Winter is a time to nourish ourselves and rest, both physically and mentally, says Dr Maria Amasanti from our Islington centre
It’s no accident that the Latin ‘hibernus’ means winter – because this is exactly what we need this season – a hibernation of sorts. We must use this time to rest and recharge so that we can blossom come spring.
It is normal to gain a few pounds over winter because if we follow the seasons, we enjoy an abundance of fruit in the early autumn and hold on to this natural sugar for us to get through the sparse winter. We are also less active in the winter.
It is a time for warming foods – soups, stews, casseroles, and cooked vegetables.
Winter is also a time to start some supplements to maintain a healthy immune system.
As a very basic level, it is worth introducing a good dose of Vitamin C (it is no coincidence that winter is the season of citrus fruits!), Vitamin D3, Zinc, Magnesium, and a little Selenium.
We make Vitamin D from the sun. When we were hunter-gatherers, we were closer to the equator and outdoors all day – so we had a constant supply of Vitamin D. In a UK winter, we are fully dressed and indoors most of the time, hence a supplement is essential.
There is also lot to be said for our previous generations who told us to wrap up in winter. Scarves, hats and layers. In modern days we rely on central heating, but turning the heating down a notch and putting on an extra jumper is good for us.
Although the days are far shorter, it is vital to get outdoor light exposure in the morning. You may say, there is no light, but even on a cloudy, rainy winter day, the outside light is far brighter and better for you than indoor artificial light and it is crucial in setting your sleep pattern.
If you are into the habit of grounding (standing/walking barefoot on the grass or other natural surface) you may find this too difficult during winter. As alternatives, you can simply touch nature around you with your hands. Feel the leaves of a tree as you walk past, put your hands on the grass, and touch the plants.
In the evening, where possible, avoid artificial light. I know this is easier said than done in winter!
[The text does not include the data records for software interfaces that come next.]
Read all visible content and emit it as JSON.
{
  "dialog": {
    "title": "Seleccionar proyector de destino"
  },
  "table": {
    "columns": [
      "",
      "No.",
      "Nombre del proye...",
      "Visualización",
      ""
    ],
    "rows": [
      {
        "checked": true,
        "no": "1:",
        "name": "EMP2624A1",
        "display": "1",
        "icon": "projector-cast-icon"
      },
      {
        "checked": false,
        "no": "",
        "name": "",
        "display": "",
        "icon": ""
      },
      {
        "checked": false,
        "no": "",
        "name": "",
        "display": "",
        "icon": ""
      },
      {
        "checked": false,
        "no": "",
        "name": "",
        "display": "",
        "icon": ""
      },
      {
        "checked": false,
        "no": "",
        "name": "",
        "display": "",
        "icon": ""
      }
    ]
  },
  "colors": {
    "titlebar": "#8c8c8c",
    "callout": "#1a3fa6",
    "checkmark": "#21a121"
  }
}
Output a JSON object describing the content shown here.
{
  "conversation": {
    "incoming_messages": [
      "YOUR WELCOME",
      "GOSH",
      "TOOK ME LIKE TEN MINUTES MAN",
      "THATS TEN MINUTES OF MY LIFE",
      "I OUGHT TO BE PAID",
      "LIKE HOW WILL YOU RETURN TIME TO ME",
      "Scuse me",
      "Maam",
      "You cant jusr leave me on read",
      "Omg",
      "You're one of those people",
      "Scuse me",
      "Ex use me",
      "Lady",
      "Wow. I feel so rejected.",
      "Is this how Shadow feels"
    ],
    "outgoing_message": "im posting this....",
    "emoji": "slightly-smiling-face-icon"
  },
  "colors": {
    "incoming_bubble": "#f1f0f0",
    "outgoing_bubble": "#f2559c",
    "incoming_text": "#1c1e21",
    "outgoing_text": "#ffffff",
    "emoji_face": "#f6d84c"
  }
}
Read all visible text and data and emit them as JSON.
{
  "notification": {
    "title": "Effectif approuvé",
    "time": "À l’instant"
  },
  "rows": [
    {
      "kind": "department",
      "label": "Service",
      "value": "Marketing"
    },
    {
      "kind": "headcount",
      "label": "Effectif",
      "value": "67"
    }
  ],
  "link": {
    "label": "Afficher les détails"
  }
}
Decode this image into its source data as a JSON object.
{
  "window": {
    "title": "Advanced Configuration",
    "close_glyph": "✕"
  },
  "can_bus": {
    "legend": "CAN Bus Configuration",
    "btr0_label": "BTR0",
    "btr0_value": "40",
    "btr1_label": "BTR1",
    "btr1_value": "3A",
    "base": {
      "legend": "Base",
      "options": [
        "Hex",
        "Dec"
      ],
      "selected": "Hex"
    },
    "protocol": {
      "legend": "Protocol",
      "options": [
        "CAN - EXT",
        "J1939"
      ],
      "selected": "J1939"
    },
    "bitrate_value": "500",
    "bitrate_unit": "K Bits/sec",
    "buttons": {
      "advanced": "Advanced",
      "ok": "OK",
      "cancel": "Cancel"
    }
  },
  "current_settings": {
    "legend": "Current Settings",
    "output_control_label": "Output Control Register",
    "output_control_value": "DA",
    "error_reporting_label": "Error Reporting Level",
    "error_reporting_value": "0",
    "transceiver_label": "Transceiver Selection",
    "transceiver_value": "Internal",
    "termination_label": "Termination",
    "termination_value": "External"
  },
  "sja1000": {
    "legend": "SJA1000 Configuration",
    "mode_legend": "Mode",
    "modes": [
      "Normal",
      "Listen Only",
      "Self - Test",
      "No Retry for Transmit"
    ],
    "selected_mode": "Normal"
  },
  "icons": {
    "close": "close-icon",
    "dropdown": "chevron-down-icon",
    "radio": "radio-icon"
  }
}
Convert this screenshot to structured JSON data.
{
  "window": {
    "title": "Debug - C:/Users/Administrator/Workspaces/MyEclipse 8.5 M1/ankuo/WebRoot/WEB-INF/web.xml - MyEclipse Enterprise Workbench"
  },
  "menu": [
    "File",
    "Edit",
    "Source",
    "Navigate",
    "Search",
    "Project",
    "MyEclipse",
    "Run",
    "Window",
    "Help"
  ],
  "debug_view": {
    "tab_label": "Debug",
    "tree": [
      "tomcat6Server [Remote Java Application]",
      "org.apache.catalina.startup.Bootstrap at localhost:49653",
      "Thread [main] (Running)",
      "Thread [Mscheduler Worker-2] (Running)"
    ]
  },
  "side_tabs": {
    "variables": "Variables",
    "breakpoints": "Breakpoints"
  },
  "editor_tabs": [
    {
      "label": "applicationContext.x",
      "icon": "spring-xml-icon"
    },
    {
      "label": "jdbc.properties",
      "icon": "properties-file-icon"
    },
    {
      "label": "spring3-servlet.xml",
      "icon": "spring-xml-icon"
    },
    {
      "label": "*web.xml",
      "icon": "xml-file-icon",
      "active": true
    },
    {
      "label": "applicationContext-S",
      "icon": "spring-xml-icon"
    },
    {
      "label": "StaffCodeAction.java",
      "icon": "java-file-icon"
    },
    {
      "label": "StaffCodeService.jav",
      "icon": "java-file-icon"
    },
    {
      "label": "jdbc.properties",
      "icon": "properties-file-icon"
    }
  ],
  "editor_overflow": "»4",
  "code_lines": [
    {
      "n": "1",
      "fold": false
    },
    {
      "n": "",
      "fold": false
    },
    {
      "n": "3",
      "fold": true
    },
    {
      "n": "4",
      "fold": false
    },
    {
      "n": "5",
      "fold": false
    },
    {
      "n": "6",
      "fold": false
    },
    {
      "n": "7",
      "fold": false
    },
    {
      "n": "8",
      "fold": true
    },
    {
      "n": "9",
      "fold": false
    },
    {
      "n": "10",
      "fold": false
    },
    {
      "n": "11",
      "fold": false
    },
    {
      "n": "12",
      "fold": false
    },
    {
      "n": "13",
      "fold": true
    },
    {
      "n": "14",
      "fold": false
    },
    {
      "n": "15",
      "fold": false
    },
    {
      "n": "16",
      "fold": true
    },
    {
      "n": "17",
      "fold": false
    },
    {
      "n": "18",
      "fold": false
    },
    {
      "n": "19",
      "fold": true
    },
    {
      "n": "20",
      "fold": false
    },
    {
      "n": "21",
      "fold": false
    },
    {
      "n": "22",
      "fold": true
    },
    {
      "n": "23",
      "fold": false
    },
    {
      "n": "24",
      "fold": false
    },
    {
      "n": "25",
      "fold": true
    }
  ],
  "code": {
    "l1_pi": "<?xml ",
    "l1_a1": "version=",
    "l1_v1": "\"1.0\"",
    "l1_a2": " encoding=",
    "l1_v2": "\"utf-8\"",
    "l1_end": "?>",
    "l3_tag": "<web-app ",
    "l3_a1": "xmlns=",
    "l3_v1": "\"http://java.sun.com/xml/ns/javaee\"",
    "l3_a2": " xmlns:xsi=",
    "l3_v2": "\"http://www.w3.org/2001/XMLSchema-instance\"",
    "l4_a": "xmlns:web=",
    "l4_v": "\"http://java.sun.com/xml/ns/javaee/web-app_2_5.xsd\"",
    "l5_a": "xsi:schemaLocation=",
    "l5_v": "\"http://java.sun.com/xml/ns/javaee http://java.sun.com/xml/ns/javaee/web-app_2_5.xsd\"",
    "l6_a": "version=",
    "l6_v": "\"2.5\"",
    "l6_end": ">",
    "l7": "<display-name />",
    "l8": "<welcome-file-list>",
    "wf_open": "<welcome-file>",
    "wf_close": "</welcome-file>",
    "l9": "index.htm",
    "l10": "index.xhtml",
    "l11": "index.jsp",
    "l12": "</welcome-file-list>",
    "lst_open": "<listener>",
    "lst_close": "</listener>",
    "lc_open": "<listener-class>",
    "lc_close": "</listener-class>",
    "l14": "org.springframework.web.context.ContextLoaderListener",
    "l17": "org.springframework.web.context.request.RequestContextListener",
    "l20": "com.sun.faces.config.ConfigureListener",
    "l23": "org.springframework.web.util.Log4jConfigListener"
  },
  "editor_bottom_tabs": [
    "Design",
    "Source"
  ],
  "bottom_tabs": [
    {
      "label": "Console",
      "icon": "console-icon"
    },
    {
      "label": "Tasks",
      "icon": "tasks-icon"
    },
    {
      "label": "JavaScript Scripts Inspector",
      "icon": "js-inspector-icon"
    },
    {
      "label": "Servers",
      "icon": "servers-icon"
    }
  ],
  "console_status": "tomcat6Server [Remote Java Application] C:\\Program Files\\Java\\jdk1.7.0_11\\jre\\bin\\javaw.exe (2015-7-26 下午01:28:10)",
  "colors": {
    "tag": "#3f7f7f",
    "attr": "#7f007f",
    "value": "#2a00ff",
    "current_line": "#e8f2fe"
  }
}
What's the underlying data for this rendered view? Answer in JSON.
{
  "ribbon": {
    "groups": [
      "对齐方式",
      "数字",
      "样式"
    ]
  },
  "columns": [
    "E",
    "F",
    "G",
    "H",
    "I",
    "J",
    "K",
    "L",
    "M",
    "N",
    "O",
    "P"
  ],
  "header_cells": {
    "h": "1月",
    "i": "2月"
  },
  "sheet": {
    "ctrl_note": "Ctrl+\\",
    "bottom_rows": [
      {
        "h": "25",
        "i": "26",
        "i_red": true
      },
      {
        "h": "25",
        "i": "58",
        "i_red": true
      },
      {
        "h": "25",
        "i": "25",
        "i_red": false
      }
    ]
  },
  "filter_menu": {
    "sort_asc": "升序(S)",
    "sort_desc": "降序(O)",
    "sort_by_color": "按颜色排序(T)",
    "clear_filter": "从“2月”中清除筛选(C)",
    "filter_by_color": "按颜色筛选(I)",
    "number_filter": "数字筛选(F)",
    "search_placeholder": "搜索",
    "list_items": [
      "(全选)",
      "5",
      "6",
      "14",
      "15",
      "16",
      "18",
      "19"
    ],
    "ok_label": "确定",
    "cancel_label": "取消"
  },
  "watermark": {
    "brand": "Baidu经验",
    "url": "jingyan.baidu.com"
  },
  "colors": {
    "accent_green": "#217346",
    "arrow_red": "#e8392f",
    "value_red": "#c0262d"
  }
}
However, these days, there are lightbulbs and lamps that are readily available and affordable which do not give out blue light (the sort of light from computers and screens which disrupts our circadian rhythm) and produce a more natural, softer light.
Finally, as we spend more time indoors in winter, consider taking up a new gentle indoor activity – anything you fancy from knitting, to journalling to Tai Chi. Anything that sparks joy!
Wishing you a nourishing and healthful winter.